Your assignment: If a line in the listing includes the word "Golf", copy it out.

Records:
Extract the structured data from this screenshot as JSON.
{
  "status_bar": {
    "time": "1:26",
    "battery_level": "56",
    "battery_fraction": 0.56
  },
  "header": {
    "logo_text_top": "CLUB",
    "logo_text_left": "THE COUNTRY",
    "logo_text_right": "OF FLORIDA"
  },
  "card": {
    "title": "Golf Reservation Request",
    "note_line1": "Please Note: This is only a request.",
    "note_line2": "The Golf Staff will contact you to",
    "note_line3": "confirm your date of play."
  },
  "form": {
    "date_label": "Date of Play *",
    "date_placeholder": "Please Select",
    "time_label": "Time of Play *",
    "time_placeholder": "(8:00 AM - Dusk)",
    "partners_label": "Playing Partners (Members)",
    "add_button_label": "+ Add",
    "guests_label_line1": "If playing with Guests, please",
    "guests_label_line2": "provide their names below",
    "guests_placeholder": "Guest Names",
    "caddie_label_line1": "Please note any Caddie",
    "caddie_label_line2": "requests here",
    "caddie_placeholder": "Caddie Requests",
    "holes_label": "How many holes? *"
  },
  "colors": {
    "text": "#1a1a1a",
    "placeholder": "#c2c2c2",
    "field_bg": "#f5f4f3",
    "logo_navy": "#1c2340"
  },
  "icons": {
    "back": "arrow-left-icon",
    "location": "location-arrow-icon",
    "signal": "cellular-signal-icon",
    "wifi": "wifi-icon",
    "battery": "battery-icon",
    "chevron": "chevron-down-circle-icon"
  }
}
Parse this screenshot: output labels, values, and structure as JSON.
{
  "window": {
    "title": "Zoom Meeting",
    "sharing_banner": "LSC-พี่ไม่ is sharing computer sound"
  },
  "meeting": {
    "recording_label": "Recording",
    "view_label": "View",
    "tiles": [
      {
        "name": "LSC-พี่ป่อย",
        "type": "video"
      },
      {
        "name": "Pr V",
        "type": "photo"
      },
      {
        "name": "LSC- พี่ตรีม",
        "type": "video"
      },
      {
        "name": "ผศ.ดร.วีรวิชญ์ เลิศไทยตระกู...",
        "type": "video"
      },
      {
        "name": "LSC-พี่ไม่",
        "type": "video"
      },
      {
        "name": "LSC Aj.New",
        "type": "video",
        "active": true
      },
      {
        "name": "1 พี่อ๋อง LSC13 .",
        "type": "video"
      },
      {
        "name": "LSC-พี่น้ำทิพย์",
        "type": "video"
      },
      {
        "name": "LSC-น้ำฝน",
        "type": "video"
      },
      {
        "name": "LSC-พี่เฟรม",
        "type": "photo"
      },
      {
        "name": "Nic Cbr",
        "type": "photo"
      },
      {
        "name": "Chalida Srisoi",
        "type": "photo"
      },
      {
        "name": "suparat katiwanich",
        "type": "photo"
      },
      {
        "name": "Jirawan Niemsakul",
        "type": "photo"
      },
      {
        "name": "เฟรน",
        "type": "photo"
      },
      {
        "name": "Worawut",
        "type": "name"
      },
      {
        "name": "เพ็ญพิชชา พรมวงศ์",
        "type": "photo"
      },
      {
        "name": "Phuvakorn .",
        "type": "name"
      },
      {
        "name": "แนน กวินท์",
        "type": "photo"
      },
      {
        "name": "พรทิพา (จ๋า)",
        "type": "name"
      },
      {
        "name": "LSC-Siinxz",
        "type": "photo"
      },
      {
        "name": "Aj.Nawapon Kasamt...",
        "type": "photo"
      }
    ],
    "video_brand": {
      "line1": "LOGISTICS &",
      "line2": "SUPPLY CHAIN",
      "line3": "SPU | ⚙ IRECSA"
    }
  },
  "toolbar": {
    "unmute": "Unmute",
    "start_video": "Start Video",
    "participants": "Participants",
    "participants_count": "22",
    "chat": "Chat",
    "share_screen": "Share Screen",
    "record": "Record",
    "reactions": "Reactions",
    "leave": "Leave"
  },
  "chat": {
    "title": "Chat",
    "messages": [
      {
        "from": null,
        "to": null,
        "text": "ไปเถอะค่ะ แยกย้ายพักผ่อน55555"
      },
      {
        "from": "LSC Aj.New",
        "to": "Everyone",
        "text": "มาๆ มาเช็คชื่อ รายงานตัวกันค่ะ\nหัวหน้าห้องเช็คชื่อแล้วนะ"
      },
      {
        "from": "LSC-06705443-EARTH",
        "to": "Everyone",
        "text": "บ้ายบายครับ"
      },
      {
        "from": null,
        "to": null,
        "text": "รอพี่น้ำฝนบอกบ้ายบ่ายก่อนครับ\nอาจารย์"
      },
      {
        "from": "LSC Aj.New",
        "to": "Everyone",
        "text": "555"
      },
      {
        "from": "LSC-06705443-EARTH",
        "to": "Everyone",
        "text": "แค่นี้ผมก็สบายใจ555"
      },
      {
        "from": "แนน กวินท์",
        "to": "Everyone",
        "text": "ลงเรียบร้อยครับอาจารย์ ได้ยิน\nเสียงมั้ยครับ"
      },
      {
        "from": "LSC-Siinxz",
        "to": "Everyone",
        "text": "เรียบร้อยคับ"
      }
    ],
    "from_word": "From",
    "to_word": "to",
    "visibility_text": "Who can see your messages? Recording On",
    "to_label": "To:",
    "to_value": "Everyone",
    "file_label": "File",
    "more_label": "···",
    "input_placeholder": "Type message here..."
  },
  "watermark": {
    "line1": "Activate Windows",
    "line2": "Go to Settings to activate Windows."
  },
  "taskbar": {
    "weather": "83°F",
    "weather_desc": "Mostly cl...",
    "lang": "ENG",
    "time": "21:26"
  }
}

Answer for this exercise:
    "title": "Golf Reservation Request",
    "note_line2": "The Golf Staff will contact you to",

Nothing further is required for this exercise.